-- TASK ITEM --
Print out each record below, unaltered and complete, without its images.

-- RECORD EXTRACTS --

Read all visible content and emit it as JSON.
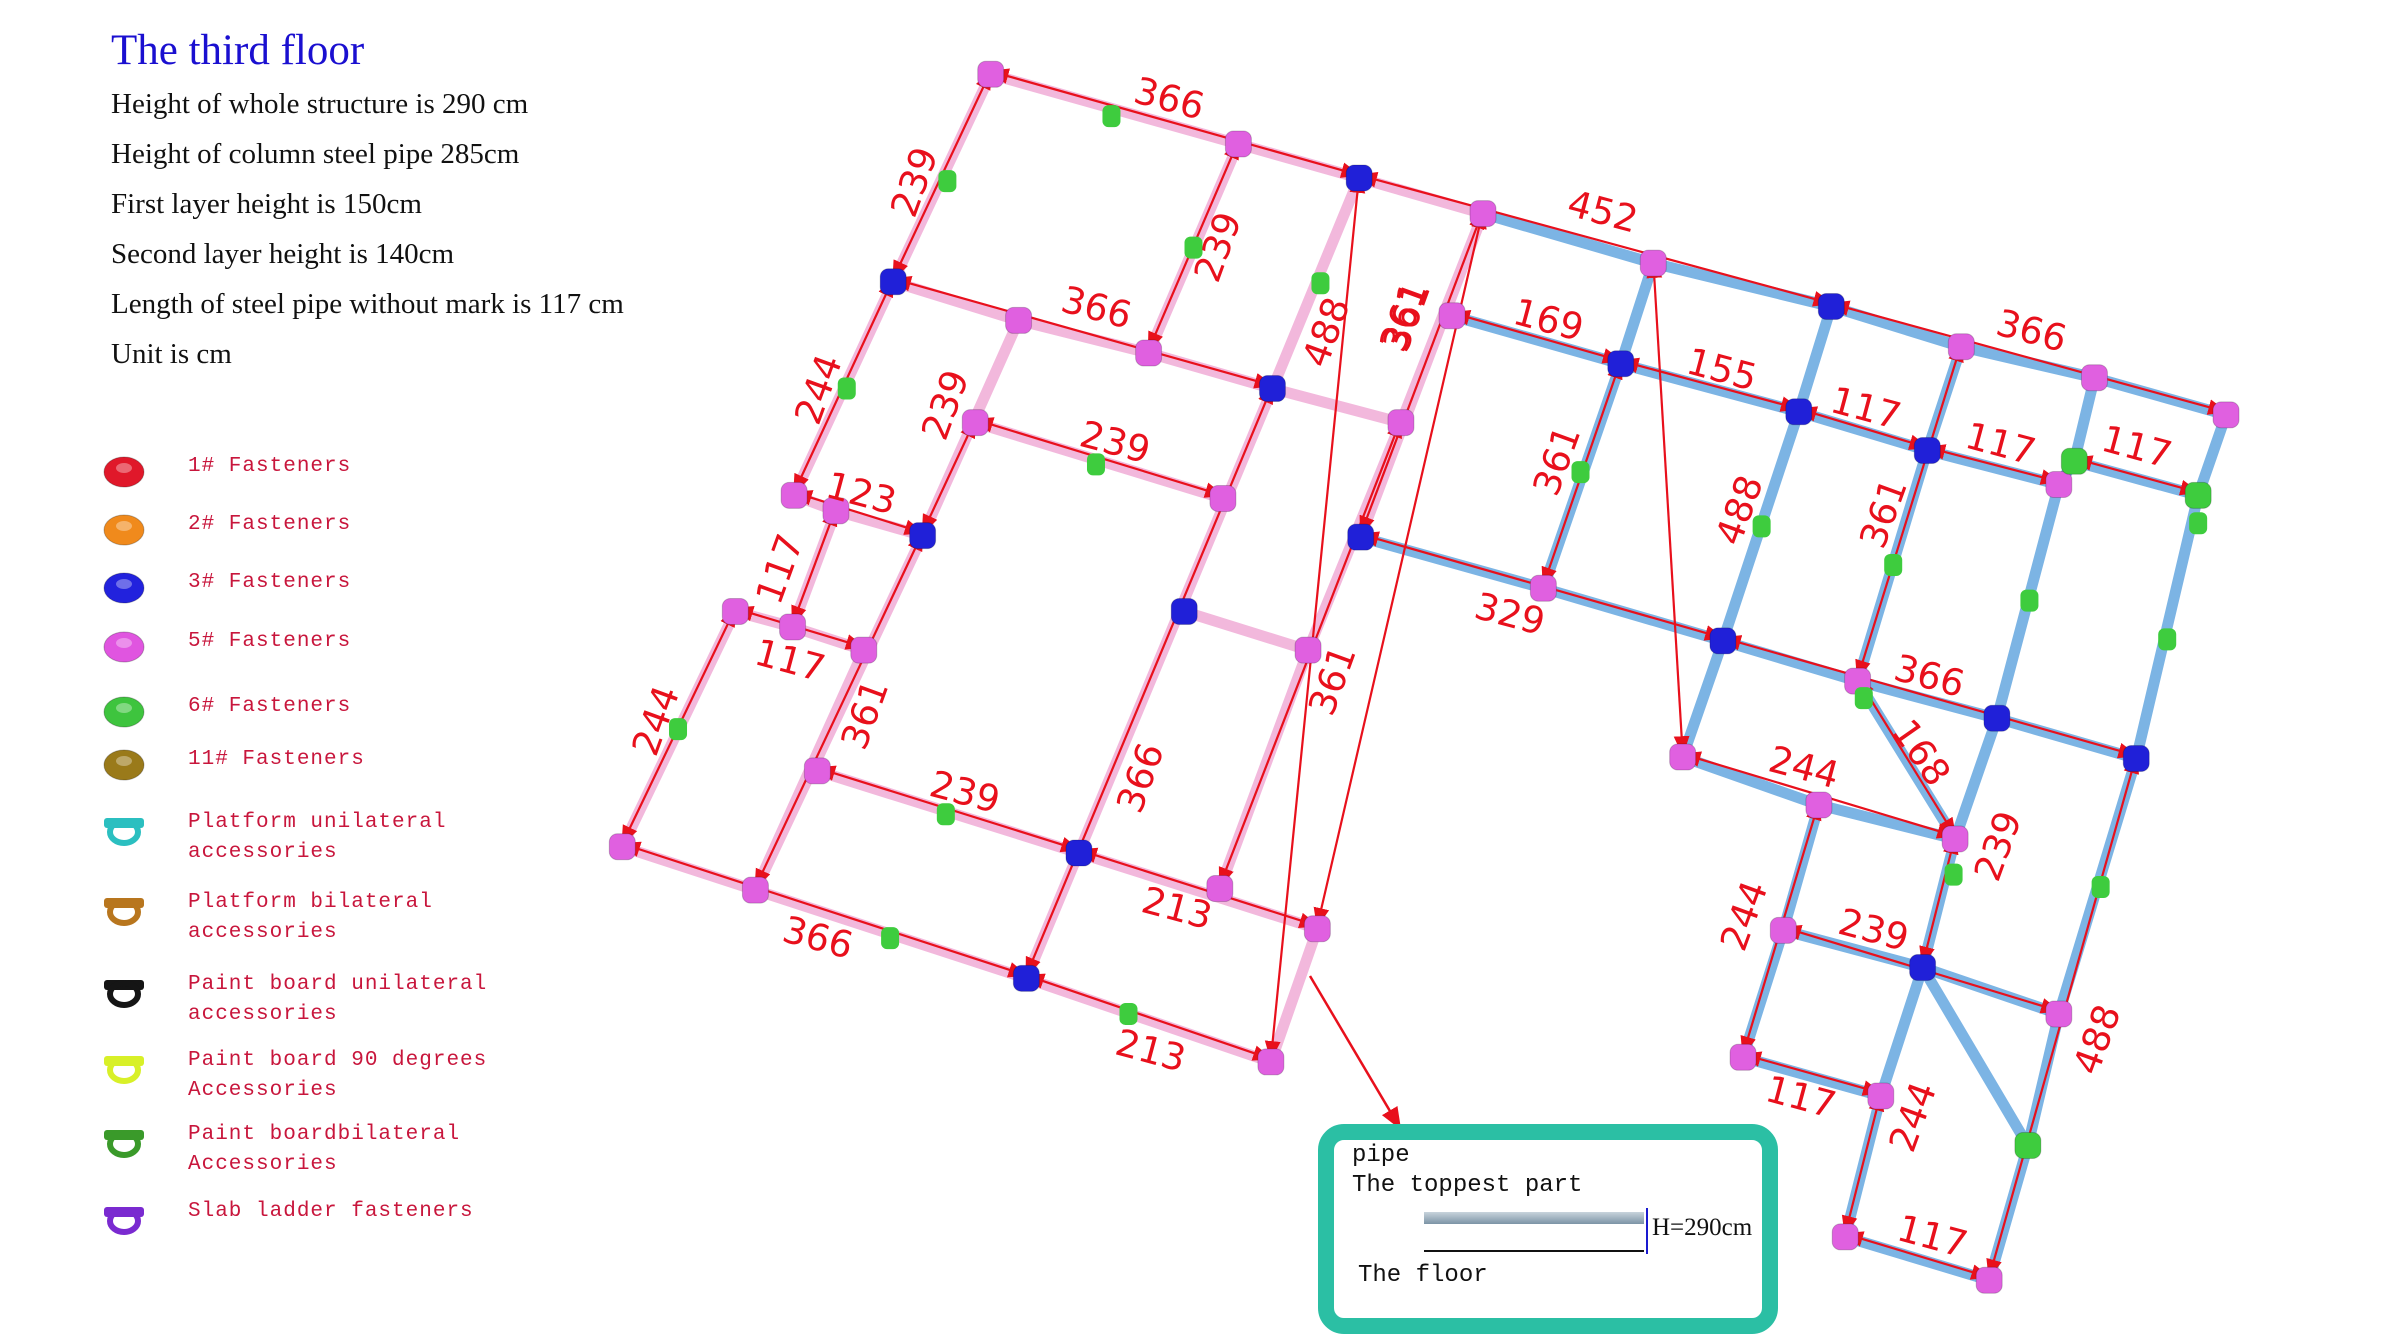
{
  "header": {
    "title": "The third floor",
    "specs": [
      "Height of whole structure is 290 cm",
      "Height of column steel pipe 285cm",
      "First layer  height is 150cm",
      "Second layer  height is 140cm",
      "Length of steel pipe without mark is 117 cm",
      "Unit is cm"
    ]
  },
  "legend": [
    {
      "icon": "fastener-1-icon",
      "label": "1# Fasteners",
      "color": "#e0182a"
    },
    {
      "icon": "fastener-2-icon",
      "label": "2# Fasteners",
      "color": "#f08a1c"
    },
    {
      "icon": "fastener-3-icon",
      "label": "3# Fasteners",
      "color": "#2222dd"
    },
    {
      "icon": "fastener-5-icon",
      "label": "5# Fasteners",
      "color": "#e055e0"
    },
    {
      "icon": "fastener-6-icon",
      "label": "6# Fasteners",
      "color": "#3ec43e"
    },
    {
      "icon": "fastener-11-icon",
      "label": "11# Fasteners",
      "color": "#9a7a1a"
    },
    {
      "icon": "platform-unilateral-icon",
      "label": "Platform unilateral\naccessories",
      "color": "#2bbfc0"
    },
    {
      "icon": "platform-bilateral-icon",
      "label": "Platform bilateral\naccessories",
      "color": "#b8761e"
    },
    {
      "icon": "paint-board-unilateral-icon",
      "label": "Paint board unilateral\naccessories",
      "color": "#151515"
    },
    {
      "icon": "paint-board-90-icon",
      "label": "Paint board 90 degrees\nAccessories",
      "color": "#d8f028"
    },
    {
      "icon": "paint-board-bilateral-icon",
      "label": "Paint boardbilateral\nAccessories",
      "color": "#3a9a2a"
    },
    {
      "icon": "slab-ladder-icon",
      "label": "Slab ladder fasteners",
      "color": "#7a2ad0"
    }
  ],
  "dimensions": {
    "d1": "366",
    "d2": "239",
    "d3": "239",
    "d4": "366",
    "d5": "488",
    "d6": "361",
    "d7": "452",
    "d8": "169",
    "d9": "155",
    "d10": "366",
    "d11": "117",
    "d12": "117",
    "d13": "117",
    "d14": "244",
    "d15": "239",
    "d16": "239",
    "d17": "123",
    "d18": "117",
    "d19": "117",
    "d20": "244",
    "d21": "361",
    "d22": "239",
    "d23": "366",
    "d24": "361",
    "d25": "213",
    "d26": "366",
    "d27": "213",
    "d28": "361",
    "d29": "329",
    "d30": "488",
    "d31": "361",
    "d32": "366",
    "d33": "168",
    "d34": "244",
    "d35": "239",
    "d36": "361",
    "d37": "244",
    "d38": "239",
    "d39": "117",
    "d40": "244",
    "d41": "488",
    "d42": "117"
  },
  "inset": {
    "line1": "pipe",
    "line2": "The toppest part",
    "height_label": "H=290cm",
    "floor_label": "The floor"
  },
  "colors": {
    "pink_pipe": "#f2b8dc",
    "blue_pipe": "#7cb4e4",
    "dimension": "#e8101c",
    "connector_pink": "#e060e0",
    "connector_blue": "#2020d8",
    "connector_green": "#3ecc3e",
    "inset_border": "#2bbfa4"
  }
}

-- SOLVED PROBLEM --
Read all visible content and emit it as JSON.
{
  "header": {
    "title": "The third floor",
    "specs": [
      "Height of whole structure is 290 cm",
      "Height of column steel pipe 285cm",
      "First layer  height is 150cm",
      "Second layer  height is 140cm",
      "Length of steel pipe without mark is 117 cm",
      "Unit is cm"
    ]
  },
  "legend": [
    {
      "icon": "fastener-1-icon",
      "label": "1# Fasteners",
      "color": "#e0182a"
    },
    {
      "icon": "fastener-2-icon",
      "label": "2# Fasteners",
      "color": "#f08a1c"
    },
    {
      "icon": "fastener-3-icon",
      "label": "3# Fasteners",
      "color": "#2222dd"
    },
    {
      "icon": "fastener-5-icon",
      "label": "5# Fasteners",
      "color": "#e055e0"
    },
    {
      "icon": "fastener-6-icon",
      "label": "6# Fasteners",
      "color": "#3ec43e"
    },
    {
      "icon": "fastener-11-icon",
      "label": "11# Fasteners",
      "color": "#9a7a1a"
    },
    {
      "icon": "platform-unilateral-icon",
      "label": "Platform unilateral\naccessories",
      "color": "#2bbfc0"
    },
    {
      "icon": "platform-bilateral-icon",
      "label": "Platform bilateral\naccessories",
      "color": "#b8761e"
    },
    {
      "icon": "paint-board-unilateral-icon",
      "label": "Paint board unilateral\naccessories",
      "color": "#151515"
    },
    {
      "icon": "paint-board-90-icon",
      "label": "Paint board 90 degrees\nAccessories",
      "color": "#d8f028"
    },
    {
      "icon": "paint-board-bilateral-icon",
      "label": "Paint boardbilateral\nAccessories",
      "color": "#3a9a2a"
    },
    {
      "icon": "slab-ladder-icon",
      "label": "Slab ladder fasteners",
      "color": "#7a2ad0"
    }
  ],
  "dimensions": {
    "d1": "366",
    "d2": "239",
    "d3": "239",
    "d4": "366",
    "d5": "488",
    "d6": "361",
    "d7": "452",
    "d8": "169",
    "d9": "155",
    "d10": "366",
    "d11": "117",
    "d12": "117",
    "d13": "117",
    "d14": "244",
    "d15": "239",
    "d16": "239",
    "d17": "123",
    "d18": "117",
    "d19": "117",
    "d20": "244",
    "d21": "361",
    "d22": "239",
    "d23": "366",
    "d24": "361",
    "d25": "213",
    "d26": "366",
    "d27": "213",
    "d28": "361",
    "d29": "329",
    "d30": "488",
    "d31": "361",
    "d32": "366",
    "d33": "168",
    "d34": "244",
    "d35": "239",
    "d36": "361",
    "d37": "244",
    "d38": "239",
    "d39": "117",
    "d40": "244",
    "d41": "488",
    "d42": "117"
  },
  "inset": {
    "line1": "pipe",
    "line2": "The toppest part",
    "height_label": "H=290cm",
    "floor_label": "The floor"
  },
  "colors": {
    "pink_pipe": "#f2b8dc",
    "blue_pipe": "#7cb4e4",
    "dimension": "#e8101c",
    "connector_pink": "#e060e0",
    "connector_blue": "#2020d8",
    "connector_green": "#3ecc3e",
    "inset_border": "#2bbfa4"
  }
}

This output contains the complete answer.